<<<<

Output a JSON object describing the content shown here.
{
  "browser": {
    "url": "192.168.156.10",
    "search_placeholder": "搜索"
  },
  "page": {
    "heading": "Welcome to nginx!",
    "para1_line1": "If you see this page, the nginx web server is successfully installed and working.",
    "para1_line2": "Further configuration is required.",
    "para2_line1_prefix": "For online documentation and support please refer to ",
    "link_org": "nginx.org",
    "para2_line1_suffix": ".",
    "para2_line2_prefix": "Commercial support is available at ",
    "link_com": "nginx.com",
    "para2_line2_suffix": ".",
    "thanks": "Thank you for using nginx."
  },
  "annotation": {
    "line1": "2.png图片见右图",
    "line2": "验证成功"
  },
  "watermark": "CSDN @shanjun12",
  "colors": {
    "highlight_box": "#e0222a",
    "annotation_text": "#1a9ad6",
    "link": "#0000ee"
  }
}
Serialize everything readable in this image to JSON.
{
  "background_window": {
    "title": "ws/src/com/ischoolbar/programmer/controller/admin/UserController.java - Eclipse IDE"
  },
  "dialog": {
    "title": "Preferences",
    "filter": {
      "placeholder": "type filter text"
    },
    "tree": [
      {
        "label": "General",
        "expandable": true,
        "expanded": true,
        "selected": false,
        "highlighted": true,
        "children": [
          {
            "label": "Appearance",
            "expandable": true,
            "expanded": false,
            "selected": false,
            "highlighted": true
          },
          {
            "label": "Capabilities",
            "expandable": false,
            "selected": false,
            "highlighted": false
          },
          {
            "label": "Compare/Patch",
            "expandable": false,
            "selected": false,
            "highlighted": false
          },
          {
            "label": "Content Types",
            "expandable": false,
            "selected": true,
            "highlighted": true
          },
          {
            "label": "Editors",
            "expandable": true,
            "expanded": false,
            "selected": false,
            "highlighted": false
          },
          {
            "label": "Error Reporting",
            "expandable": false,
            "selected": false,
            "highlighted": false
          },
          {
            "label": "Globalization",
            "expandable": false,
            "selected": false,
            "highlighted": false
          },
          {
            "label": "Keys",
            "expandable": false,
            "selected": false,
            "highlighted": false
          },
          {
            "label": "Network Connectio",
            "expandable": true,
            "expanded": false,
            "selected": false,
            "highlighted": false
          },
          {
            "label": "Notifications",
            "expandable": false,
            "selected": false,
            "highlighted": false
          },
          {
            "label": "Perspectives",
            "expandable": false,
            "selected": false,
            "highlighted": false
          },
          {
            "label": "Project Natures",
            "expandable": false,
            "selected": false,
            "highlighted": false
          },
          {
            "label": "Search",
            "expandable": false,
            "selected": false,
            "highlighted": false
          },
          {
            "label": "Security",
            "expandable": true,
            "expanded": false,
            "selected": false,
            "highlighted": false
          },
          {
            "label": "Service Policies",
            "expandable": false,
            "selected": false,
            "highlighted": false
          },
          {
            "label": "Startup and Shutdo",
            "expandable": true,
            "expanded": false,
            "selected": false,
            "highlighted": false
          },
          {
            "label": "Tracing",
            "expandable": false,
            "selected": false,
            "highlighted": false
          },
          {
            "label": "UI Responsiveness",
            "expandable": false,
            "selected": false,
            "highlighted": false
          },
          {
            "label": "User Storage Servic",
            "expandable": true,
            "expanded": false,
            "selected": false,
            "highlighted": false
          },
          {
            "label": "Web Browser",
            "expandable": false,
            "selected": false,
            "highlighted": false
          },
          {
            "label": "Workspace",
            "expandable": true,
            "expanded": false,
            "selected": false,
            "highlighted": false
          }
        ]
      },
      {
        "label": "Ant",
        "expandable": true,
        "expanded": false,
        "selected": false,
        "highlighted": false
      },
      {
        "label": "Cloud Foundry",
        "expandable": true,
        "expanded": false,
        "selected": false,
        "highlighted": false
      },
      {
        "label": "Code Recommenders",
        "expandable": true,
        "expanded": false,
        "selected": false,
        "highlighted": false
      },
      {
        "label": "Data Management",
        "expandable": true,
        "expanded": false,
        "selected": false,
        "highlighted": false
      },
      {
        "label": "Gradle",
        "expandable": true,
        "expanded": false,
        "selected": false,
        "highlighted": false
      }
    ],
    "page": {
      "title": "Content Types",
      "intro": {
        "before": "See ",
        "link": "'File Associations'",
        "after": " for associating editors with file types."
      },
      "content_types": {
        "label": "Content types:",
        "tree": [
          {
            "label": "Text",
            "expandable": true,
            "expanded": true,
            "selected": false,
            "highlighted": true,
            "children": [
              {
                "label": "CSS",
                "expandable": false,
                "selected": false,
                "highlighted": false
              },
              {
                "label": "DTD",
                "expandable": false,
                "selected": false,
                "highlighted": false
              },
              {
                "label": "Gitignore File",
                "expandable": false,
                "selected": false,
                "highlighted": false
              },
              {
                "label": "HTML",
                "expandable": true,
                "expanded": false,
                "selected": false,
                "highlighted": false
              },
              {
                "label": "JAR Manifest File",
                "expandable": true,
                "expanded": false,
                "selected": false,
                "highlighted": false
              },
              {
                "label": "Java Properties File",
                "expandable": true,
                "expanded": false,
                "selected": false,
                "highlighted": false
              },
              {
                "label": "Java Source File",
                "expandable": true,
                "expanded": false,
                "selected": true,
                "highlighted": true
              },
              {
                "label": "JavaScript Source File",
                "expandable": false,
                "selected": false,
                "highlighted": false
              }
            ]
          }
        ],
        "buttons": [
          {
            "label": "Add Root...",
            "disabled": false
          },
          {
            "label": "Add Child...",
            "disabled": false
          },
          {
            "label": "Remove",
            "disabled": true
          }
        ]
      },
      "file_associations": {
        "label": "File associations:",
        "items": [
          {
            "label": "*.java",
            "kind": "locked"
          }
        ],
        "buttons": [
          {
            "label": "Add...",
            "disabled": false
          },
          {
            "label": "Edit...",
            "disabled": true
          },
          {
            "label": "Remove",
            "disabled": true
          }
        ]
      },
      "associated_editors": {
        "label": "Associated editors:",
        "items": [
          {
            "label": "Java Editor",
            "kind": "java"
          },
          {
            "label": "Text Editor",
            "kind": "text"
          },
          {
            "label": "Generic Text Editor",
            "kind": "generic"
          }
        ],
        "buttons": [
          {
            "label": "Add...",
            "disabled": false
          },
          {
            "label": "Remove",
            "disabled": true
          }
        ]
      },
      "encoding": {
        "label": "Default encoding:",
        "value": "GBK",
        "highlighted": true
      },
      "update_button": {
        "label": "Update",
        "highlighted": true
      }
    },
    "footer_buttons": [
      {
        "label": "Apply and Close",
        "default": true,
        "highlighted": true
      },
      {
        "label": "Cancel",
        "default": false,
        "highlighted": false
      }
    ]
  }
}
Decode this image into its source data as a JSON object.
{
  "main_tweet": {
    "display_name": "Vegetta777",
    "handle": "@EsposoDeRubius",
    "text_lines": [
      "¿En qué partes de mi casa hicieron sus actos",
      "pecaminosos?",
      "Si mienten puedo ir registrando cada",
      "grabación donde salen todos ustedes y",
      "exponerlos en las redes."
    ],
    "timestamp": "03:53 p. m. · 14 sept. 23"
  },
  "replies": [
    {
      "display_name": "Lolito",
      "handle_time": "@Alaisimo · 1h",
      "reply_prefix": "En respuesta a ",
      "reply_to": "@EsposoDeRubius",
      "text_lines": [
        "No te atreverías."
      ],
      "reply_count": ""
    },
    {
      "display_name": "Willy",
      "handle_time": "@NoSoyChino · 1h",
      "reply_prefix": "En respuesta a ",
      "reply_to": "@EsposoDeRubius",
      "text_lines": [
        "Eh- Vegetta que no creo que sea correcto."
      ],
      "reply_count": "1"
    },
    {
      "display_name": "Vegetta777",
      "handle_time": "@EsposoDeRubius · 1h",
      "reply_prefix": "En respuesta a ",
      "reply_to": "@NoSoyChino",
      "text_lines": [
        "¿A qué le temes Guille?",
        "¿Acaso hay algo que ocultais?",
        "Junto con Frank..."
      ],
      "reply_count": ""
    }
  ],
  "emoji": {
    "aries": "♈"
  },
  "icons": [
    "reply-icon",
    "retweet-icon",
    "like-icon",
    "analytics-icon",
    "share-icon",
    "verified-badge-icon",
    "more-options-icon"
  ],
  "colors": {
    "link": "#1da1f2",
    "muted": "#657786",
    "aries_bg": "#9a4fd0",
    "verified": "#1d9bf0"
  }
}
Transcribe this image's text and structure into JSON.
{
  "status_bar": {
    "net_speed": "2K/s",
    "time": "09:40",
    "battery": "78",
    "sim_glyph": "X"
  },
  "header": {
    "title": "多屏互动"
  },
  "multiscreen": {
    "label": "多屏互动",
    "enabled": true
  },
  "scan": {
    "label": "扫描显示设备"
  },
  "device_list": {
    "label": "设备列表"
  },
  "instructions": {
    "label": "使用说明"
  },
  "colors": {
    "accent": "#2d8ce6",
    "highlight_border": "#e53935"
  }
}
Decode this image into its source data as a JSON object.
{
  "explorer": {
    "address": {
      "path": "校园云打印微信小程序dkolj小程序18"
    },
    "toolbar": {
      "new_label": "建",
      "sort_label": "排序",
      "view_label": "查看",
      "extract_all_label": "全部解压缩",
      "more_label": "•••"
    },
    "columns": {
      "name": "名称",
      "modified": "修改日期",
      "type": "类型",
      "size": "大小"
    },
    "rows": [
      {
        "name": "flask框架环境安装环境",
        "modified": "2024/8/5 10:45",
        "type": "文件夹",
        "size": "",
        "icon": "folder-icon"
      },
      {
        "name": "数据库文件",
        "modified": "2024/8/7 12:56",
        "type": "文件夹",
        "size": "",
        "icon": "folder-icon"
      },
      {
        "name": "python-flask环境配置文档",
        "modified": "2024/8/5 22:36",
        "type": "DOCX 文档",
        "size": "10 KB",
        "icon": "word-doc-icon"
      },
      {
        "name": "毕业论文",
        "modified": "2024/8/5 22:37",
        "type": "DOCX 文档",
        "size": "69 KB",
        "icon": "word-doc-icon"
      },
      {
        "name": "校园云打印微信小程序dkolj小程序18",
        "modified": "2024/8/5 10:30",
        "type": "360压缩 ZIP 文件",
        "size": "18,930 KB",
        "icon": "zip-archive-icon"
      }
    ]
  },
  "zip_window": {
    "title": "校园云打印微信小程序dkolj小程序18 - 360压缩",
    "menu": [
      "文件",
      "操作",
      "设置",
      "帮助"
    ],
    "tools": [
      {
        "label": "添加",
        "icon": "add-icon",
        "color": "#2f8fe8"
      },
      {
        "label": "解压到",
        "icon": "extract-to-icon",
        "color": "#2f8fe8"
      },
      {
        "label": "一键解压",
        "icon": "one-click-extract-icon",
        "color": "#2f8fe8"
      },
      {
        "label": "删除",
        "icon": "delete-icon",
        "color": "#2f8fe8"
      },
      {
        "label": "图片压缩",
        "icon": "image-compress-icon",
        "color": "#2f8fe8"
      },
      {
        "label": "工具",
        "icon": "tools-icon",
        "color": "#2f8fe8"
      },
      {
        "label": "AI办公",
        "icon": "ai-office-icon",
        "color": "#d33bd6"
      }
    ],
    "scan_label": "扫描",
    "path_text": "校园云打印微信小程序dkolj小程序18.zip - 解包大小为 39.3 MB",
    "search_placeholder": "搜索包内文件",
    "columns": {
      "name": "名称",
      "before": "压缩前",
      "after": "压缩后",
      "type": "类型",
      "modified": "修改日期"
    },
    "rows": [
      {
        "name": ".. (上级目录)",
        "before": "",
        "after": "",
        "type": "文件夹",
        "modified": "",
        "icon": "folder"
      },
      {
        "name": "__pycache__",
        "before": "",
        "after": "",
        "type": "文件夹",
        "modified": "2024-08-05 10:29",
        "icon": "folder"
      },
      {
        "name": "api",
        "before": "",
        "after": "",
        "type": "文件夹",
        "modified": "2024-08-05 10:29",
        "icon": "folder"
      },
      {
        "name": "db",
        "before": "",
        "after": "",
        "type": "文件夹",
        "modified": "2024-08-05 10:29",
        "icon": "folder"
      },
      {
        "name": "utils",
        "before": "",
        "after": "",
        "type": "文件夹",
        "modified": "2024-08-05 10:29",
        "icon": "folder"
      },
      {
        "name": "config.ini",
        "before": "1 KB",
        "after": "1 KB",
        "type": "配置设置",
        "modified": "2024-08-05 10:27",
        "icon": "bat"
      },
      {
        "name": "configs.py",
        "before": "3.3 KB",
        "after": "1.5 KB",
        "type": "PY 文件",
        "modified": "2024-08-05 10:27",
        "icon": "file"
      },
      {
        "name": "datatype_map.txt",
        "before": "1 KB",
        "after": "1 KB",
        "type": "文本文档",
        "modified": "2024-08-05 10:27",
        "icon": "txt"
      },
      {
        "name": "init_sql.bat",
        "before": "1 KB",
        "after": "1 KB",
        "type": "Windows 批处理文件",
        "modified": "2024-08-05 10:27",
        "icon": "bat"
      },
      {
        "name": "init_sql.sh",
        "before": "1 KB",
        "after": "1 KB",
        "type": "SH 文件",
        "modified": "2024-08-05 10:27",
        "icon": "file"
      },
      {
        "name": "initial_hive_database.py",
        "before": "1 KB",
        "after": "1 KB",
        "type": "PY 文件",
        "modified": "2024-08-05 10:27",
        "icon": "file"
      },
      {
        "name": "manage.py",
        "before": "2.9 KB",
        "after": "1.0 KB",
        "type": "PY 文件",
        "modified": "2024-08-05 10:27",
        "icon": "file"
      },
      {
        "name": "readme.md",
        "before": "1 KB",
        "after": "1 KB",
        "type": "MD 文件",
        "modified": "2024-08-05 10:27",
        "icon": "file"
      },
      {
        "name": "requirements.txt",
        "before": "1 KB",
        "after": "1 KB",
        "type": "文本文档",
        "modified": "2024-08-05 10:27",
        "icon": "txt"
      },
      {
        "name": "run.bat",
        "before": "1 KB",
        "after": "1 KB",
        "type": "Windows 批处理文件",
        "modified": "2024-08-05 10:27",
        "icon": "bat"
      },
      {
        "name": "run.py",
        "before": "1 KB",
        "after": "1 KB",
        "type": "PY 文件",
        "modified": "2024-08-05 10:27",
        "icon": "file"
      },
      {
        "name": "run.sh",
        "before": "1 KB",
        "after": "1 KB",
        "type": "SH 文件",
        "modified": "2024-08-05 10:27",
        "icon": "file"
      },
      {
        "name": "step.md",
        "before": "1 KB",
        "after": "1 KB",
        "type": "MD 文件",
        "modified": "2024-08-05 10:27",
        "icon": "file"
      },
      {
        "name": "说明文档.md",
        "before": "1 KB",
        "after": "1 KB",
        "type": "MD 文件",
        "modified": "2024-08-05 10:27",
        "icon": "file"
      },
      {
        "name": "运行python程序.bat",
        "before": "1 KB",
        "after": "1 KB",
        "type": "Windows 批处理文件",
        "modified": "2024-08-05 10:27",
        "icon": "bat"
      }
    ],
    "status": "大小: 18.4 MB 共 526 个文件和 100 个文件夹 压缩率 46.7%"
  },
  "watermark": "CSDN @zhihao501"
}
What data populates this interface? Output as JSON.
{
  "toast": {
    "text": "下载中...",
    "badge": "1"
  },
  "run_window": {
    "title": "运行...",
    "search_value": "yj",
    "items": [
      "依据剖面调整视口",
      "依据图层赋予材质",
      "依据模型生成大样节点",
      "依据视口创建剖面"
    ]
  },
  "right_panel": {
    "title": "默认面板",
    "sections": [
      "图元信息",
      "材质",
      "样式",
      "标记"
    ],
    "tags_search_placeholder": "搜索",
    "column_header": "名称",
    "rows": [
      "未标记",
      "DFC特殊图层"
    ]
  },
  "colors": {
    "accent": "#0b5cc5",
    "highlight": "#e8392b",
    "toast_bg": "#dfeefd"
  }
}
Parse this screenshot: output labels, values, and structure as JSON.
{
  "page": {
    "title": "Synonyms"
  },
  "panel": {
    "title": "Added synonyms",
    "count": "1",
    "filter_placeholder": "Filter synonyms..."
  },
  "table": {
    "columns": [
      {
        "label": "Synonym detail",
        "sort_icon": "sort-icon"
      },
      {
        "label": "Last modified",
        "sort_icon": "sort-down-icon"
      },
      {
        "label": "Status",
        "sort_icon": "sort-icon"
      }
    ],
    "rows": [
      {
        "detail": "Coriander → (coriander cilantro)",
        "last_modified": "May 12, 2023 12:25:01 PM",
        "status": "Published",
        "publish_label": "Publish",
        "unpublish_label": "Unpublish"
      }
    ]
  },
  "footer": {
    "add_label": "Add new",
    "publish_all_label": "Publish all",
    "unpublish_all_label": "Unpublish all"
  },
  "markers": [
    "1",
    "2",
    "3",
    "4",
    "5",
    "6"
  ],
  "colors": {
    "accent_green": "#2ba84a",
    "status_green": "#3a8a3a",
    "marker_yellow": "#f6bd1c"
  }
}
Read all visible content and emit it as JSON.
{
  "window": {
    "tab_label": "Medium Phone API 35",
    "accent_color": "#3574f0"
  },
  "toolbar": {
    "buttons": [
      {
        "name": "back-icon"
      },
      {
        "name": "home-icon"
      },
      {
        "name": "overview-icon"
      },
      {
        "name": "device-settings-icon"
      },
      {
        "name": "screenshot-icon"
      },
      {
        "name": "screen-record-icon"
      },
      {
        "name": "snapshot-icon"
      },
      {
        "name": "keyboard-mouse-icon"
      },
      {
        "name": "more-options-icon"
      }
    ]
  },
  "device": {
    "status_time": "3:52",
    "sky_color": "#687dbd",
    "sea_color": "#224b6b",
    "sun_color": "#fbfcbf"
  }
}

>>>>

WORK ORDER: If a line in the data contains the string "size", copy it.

EXPECTED OUTPUT:
      "size": "大小"
        "size": "",
        "size": "",
        "size": "10 KB",
        "size": "69 KB",
        "size": "18,930 KB",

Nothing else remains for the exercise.